The Iran P5+1 nuclear deal was once the hottest topic in Washington -- now it seems that no one cares about the fallout and aftermath.
Reported in Iranian newspapers and Russia Today, Iran is now set to join the BRICS New Development Bank, a Russian and Chinese brainchild for boosting a bloc of nations (Brazil, Russia, India, China and South Africa) with fresh development capital.
The BRICS group represents about 30 percent of the world's GDP output and 17 percent of world trade. By forming this coalition, the bloc can operate outside of the auspices of the World Bank, as well as other "American" oversight organizations.
This was one of the greatest dangers of the Iran deal: who would they align themselves with after the deal?
China was eager to pump in capital, and Russia was equally ready to resume arms sales. Yet the other members of the P5+1 (U.S., U.K., and France + Germany) were never exactly excited about the prospects of an Iran more fully aligned with Russian and Chinese foreign and trade policies.

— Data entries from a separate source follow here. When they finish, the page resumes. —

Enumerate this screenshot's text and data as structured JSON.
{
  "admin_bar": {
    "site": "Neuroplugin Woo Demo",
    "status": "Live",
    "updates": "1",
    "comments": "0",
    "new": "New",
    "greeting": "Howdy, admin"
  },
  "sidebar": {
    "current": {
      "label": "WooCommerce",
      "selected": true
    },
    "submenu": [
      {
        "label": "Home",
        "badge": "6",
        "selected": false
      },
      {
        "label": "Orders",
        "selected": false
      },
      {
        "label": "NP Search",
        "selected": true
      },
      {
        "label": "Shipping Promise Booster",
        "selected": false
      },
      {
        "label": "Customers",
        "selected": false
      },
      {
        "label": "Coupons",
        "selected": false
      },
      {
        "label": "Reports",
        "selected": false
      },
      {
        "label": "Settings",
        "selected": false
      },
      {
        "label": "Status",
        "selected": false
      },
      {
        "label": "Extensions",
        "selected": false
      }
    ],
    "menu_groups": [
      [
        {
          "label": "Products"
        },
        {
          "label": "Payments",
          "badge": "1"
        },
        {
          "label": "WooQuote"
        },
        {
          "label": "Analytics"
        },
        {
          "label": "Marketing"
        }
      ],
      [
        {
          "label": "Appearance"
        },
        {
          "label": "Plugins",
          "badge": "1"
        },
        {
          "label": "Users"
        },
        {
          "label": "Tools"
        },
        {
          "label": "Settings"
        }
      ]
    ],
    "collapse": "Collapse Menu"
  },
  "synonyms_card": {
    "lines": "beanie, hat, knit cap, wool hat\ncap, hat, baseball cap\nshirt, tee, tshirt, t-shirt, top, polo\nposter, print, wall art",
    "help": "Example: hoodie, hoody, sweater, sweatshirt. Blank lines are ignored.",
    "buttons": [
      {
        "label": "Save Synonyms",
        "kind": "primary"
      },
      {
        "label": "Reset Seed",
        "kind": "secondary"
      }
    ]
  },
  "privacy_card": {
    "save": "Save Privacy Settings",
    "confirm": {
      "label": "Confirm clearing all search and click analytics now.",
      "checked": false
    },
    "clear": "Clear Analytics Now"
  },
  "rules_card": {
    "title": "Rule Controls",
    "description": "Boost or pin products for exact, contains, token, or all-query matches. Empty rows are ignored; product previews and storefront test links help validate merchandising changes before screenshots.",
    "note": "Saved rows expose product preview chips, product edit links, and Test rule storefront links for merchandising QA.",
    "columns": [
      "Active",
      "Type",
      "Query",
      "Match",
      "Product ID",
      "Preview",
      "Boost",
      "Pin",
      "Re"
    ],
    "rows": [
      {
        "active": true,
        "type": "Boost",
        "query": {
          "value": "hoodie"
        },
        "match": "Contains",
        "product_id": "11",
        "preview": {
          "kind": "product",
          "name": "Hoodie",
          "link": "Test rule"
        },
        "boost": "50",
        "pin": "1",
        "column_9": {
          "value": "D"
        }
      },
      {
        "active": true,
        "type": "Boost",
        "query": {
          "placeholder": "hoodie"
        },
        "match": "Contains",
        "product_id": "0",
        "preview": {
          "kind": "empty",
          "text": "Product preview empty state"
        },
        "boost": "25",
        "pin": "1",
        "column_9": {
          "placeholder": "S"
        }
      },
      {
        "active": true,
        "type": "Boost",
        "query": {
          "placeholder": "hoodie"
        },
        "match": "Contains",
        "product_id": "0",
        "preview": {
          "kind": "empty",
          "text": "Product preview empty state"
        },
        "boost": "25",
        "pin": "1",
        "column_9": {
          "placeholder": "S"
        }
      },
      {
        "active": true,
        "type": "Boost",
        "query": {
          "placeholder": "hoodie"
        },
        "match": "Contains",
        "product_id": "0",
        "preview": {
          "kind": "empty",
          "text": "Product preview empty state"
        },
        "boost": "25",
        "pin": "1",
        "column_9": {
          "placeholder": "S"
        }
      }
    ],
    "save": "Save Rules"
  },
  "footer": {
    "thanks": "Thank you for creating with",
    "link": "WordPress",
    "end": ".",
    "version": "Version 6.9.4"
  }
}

The ball was dropped on the West's chances at influencing Iranian development and foreign policy; both the U.S. and European members of the P5+1 have been dealing with considerable internal issues -- the 2016 election in America and the refugee crisis in Europe.
While candidates in the U.S. are debating the theme of what it will take to make America great again, we continue to lose trading partners, allies (and enemies), and business opportunities to the Chinese and Russians.

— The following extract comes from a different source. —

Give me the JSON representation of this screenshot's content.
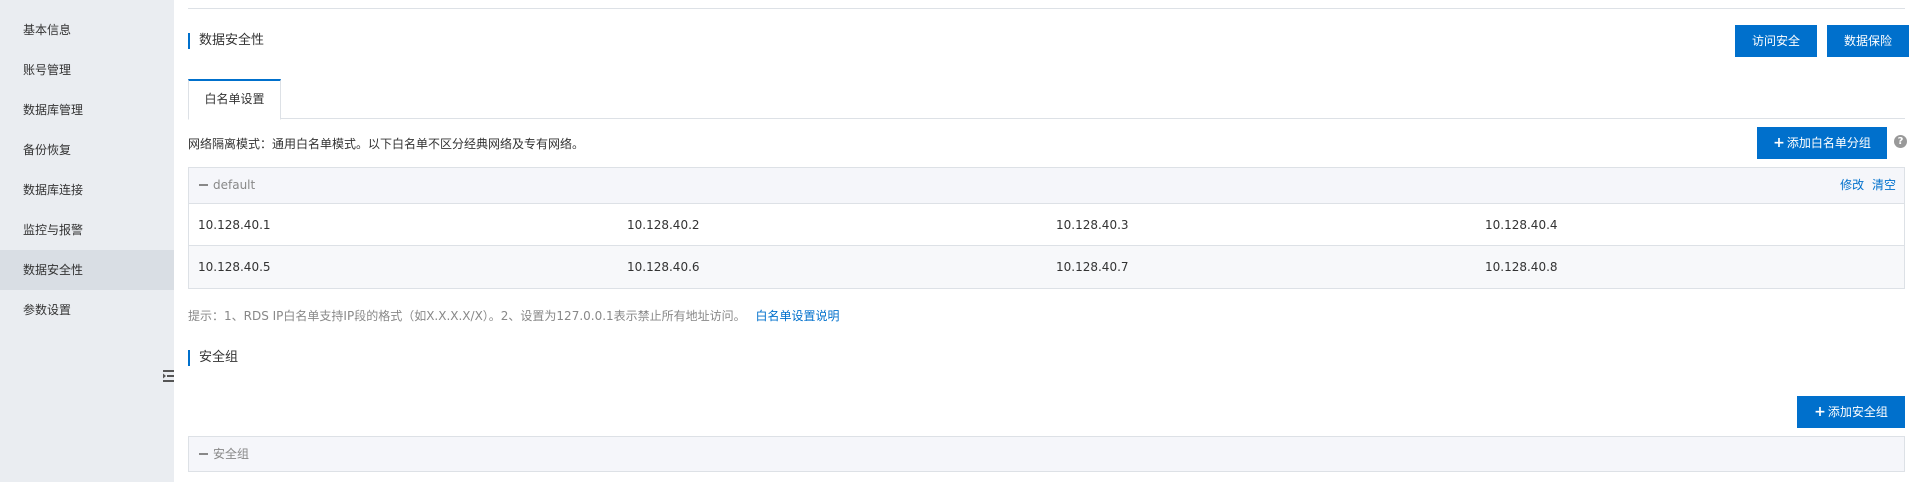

The Chinese, in one of their worst economic slumps, have determined to "buy" their way out of trouble with capital and trade investments abroad, using their immense war chest of capital to entice advantageous trade agreements.
Russia, led by Vladimir Putin, has made no attempts to hide the fact that they want to restore the glory of the Soviet/Russian Empire.
This is not the first foreign policy disaster of the Obama administration -- disasters that exist outside of the framework left by previous administrations.
We were given a foreign policy gift in the Philippines to re-establish bases and our military's sphere of influence, yet we moved too slowly and the Filipinos sought out the Japanese to bolster their defense.
Likewise in Iran, we could have been in a position to dictate economic and political policy, by merely extending a hand of cooperation and giving them our support as they rejoined the world community. But now, we are stuck in the shadows, with Russia and China now in a position to sharply dictate foreign policy.
At some point, America needs to wake up to the fact that all of the partisan bickering and grandstanding has been a significant cause for our diminishing power on the world stage -- that each side takes swipes at the other when overtures are made to increase foreign relations.
This needs to stop before we run out of favored trading partners and military alliances -- or else we could return to the United States of the 19th century, isolated and unprepared on the world scene.